WHAT YOU HAVE TO DO: Please report how many lines in the following material hold the string "JSON", giving only the number.

PROVIDED MATERIAL:
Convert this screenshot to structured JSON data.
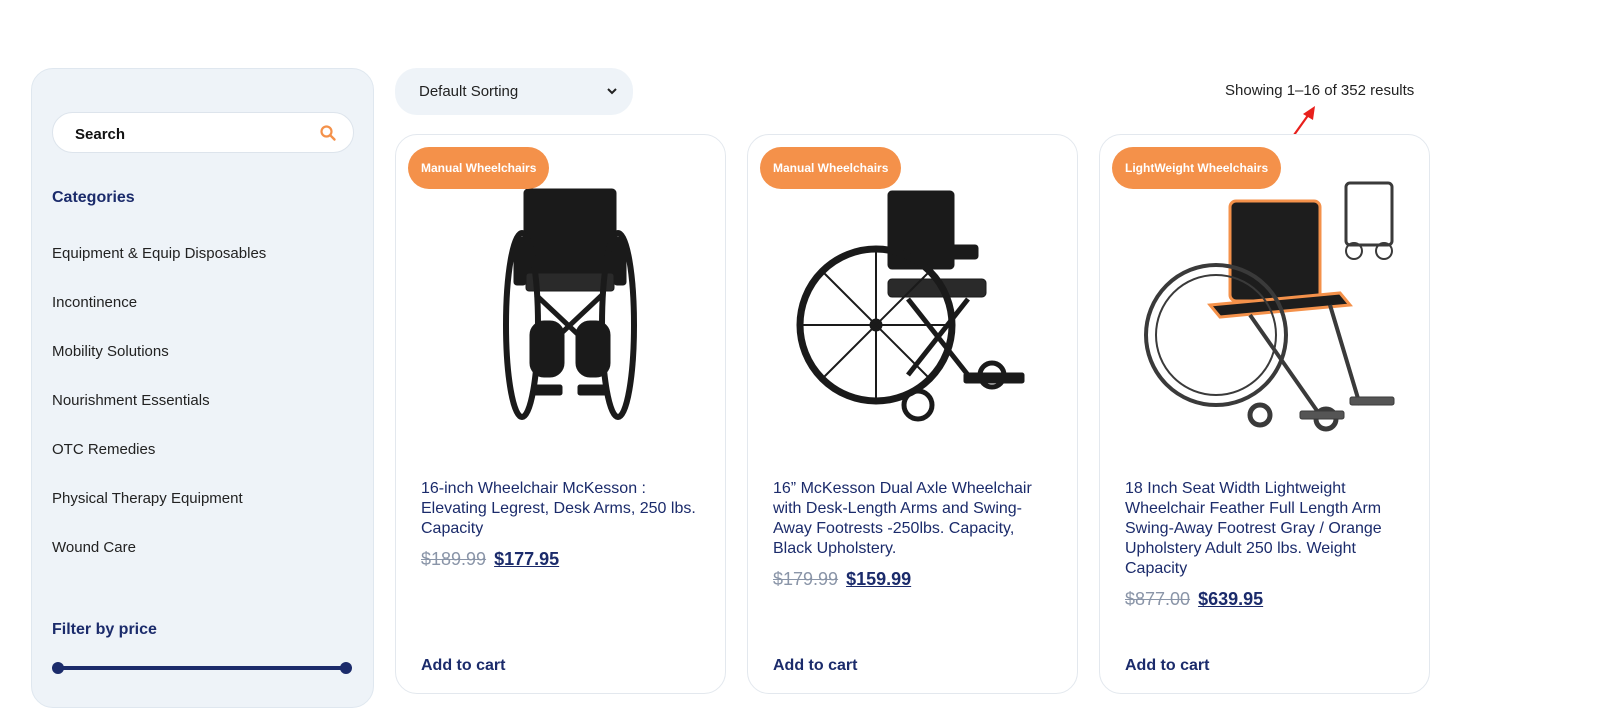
{
  "sidebar": {
    "search_placeholder": "Search",
    "categories_heading": "Categories",
    "categories": [
      "Equipment & Equip Disposables",
      "Incontinence",
      "Mobility Solutions",
      "Nourishment Essentials",
      "OTC Remedies",
      "Physical Therapy Equipment",
      "Wound Care"
    ],
    "filter_heading": "Filter by price",
    "price_range_fraction": [
      0,
      1
    ]
  },
  "toolbar": {
    "sort_selected": "Default Sorting",
    "result_count": "Showing 1–16 of 352 results"
  },
  "products": [
    {
      "badge": "Manual Wheelchairs",
      "title": "16-inch Wheelchair McKesson : Elevating Legrest, Desk Arms, 250 lbs. Capacity",
      "old_price": "$189.99",
      "new_price": "$177.95",
      "cart_label": "Add to cart"
    },
    {
      "badge": "Manual Wheelchairs",
      "title": "16” McKesson Dual Axle Wheelchair with Desk-Length Arms and Swing-Away Footrests -250lbs. Capacity, Black Upholstery.",
      "old_price": "$179.99",
      "new_price": "$159.99",
      "cart_label": "Add to cart"
    },
    {
      "badge": "LightWeight Wheelchairs",
      "title": "18 Inch Seat Width Lightweight Wheelchair Feather Full Length Arm Swing-Away Footrest Gray / Orange Upholstery Adult 250 lbs. Weight Capacity",
      "old_price": "$877.00",
      "new_price": "$639.95",
      "cart_label": "Add to cart"
    }
  ],
  "colors": {
    "accent_orange": "#f4914a",
    "brand_navy": "#1b2b6b",
    "sidebar_bg": "#eef3f8",
    "annotation_red": "#e8201c"
  }
}
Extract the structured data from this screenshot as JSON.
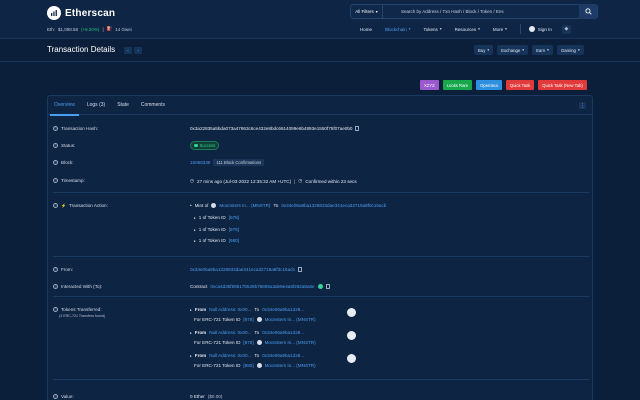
{
  "header": {
    "brand": "Etherscan",
    "eth_price_prefix": "Eth:",
    "eth_price": "$1,098.58",
    "eth_change": "(+8.20%)",
    "gas": "14 Gwei",
    "filter_label": "All Filters",
    "search_placeholder": "Search by Address / Txn Hash / Block / Token / Ens",
    "nav": [
      "Home",
      "Blockchain",
      "Tokens",
      "Resources",
      "More"
    ],
    "signin": "Sign In"
  },
  "titlebar": {
    "title": "Transaction Details",
    "prev": "‹",
    "next": "›",
    "menus": [
      "Buy",
      "Exchange",
      "Earn",
      "Gaming"
    ]
  },
  "actions": [
    {
      "label": "XZYZ",
      "color": "#9b59d0"
    },
    {
      "label": "Looks Rare",
      "color": "#18a84c"
    },
    {
      "label": "OpenSea",
      "color": "#2f8fe0"
    },
    {
      "label": "Quick Task",
      "color": "#e23a3a"
    },
    {
      "label": "Quick Task (New Tab)",
      "color": "#e23a3a"
    }
  ],
  "tabs": [
    "Overview",
    "Logs (3)",
    "State",
    "Comments"
  ],
  "details": {
    "tx_hash_label": "Transaction Hash:",
    "tx_hash": "0x3a22835a5bda073a47863c6ce432e8bdc6614099e6b4893e1550f75f07ae0b0",
    "status_label": "Status:",
    "status": "Success",
    "block_label": "Block:",
    "block": "15066338",
    "confirmations": "111 Block Confirmations",
    "timestamp_label": "Timestamp:",
    "timestamp": "27 mins ago (Jul-03-2022 12:35:32 AM +UTC)",
    "confirmed_within": "Confirmed within 23 secs",
    "action_label": "Transaction Action:",
    "mint_prefix": "Mint of",
    "mint_token": "Moonsters In... (MNSTR)",
    "mint_to": "To",
    "mint_to_addr": "0x34e06a9ba1328833dae341eca32719a8f0c16acb",
    "mint_items": [
      {
        "text": "1 of Token ID",
        "id": "[978]"
      },
      {
        "text": "1 of Token ID",
        "id": "[979]"
      },
      {
        "text": "1 of Token ID",
        "id": "[980]"
      }
    ],
    "from_label": "From:",
    "from": "0x34e06a9ba1328833dae341eca32719a8f3c16acb",
    "interacted_label": "Interacted With (To):",
    "contract_prefix": "Contract",
    "contract": "0xca4d35f89517b528b78655a3de8e4a5f262a8a6e",
    "tokens_label": "Tokens Transferred:",
    "tokens_sub": "(3 ERC-721 Transfers found)",
    "transfers": [
      {
        "from": "Null Address: 0x00...",
        "to_prefix": "To",
        "to": "0x34e06a9ba1328...",
        "type": "For ERC-721 Token ID",
        "id": "[978]",
        "token": "Moonsters In... (MNSTR)"
      },
      {
        "from": "Null Address: 0x00...",
        "to_prefix": "To",
        "to": "0x34e06a9ba1328...",
        "type": "For ERC-721 Token ID",
        "id": "[979]",
        "token": "Moonsters In... (MNSTR)"
      },
      {
        "from": "Null Address: 0x00...",
        "to_prefix": "To",
        "to": "0x34e06a9ba1328...",
        "type": "For ERC-721 Token ID",
        "id": "[980]",
        "token": "Moonsters In... (MNSTR)"
      }
    ],
    "from_word": "From",
    "value_label": "Value:",
    "value": "0 Ether",
    "value_usd": "($0.00)"
  },
  "colors": {
    "background": "#0b1e3a",
    "card": "#0e2443",
    "link": "#4a9ef0",
    "success": "#34d399"
  }
}
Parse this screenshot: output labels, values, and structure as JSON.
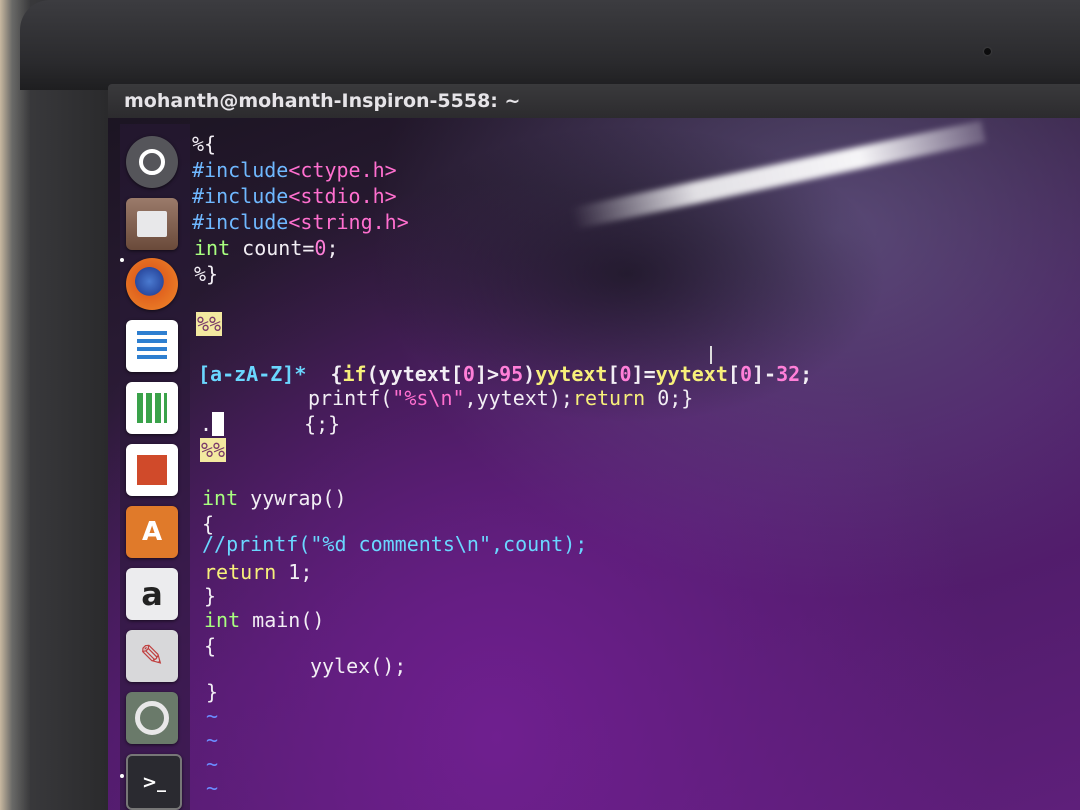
{
  "window": {
    "title": "mohanth@mohanth-Inspiron-5558: ~"
  },
  "launcher": {
    "items": [
      {
        "name": "ubuntu-dash-icon",
        "glyph": "◎",
        "color": "#5a5a5e"
      },
      {
        "name": "files-icon",
        "glyph": "▤",
        "color": "#8a6a5a"
      },
      {
        "name": "firefox-icon",
        "glyph": "◉",
        "color": "#e0621e"
      },
      {
        "name": "writer-icon",
        "glyph": "▤",
        "color": "#2e7fd0"
      },
      {
        "name": "calc-icon",
        "glyph": "▦",
        "color": "#3aa24a"
      },
      {
        "name": "impress-icon",
        "glyph": "▤",
        "color": "#d04a2a"
      },
      {
        "name": "software-center-icon",
        "glyph": "A",
        "color": "#e07a2a"
      },
      {
        "name": "amazon-icon",
        "glyph": "a",
        "color": "#e9e9ea"
      },
      {
        "name": "settings-icon",
        "glyph": "✎",
        "color": "#c84a4a"
      },
      {
        "name": "software-updater-icon",
        "glyph": "◍",
        "color": "#4a8a3a"
      },
      {
        "name": "terminal-icon",
        "glyph": "▭",
        "color": "#3a3a40"
      }
    ]
  },
  "code": {
    "l1": "%{",
    "l2_kw": "#include",
    "l2_hdr": "<ctype.h>",
    "l3_kw": "#include",
    "l3_hdr": "<stdio.h>",
    "l4_kw": "#include",
    "l4_hdr": "<string.h>",
    "l5_type": "int",
    "l5_rest": " count=",
    "l5_num": "0",
    "l5_end": ";",
    "l6": "%}",
    "l7": "%%",
    "l8_pat": "[a-zA-Z]*",
    "l8_a": "  {",
    "l8_if": "if",
    "l8_b": "(yytext[",
    "l8_n0": "0",
    "l8_c": "]>",
    "l8_n95": "95",
    "l8_d": ")",
    "l8_yy1": "yytext",
    "l8_e": "[",
    "l8_n0b": "0",
    "l8_f": "]=",
    "l8_yy2": "yytext",
    "l8_g": "[",
    "l8_n0c": "0",
    "l8_h": "]-",
    "l8_n32": "32",
    "l8_i": ";",
    "l9_a": "printf(",
    "l9_str": "\"%s\\n\"",
    "l9_b": ",yytext);",
    "l9_ret": "return",
    "l9_c": " 0;}",
    "l10_dot": ".",
    "l10_body": "{;}",
    "l11": "%%",
    "l12_type": "int",
    "l12_rest": " yywrap()",
    "l13": "{",
    "l14": "//printf(\"%d comments\\n\",count);",
    "l15_kw": "return",
    "l15_rest": " 1;",
    "l16": "}",
    "l17_type": "int",
    "l17_rest": " main()",
    "l18": "{",
    "l19": "yylex();",
    "l20": "}",
    "tilde": "~"
  }
}
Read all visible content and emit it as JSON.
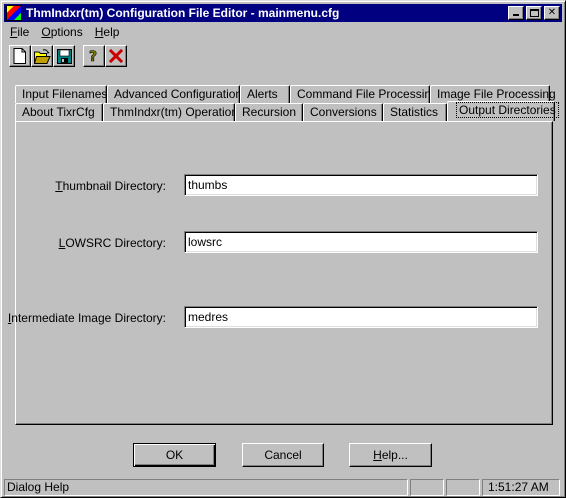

REPLY TO THE TASK: 4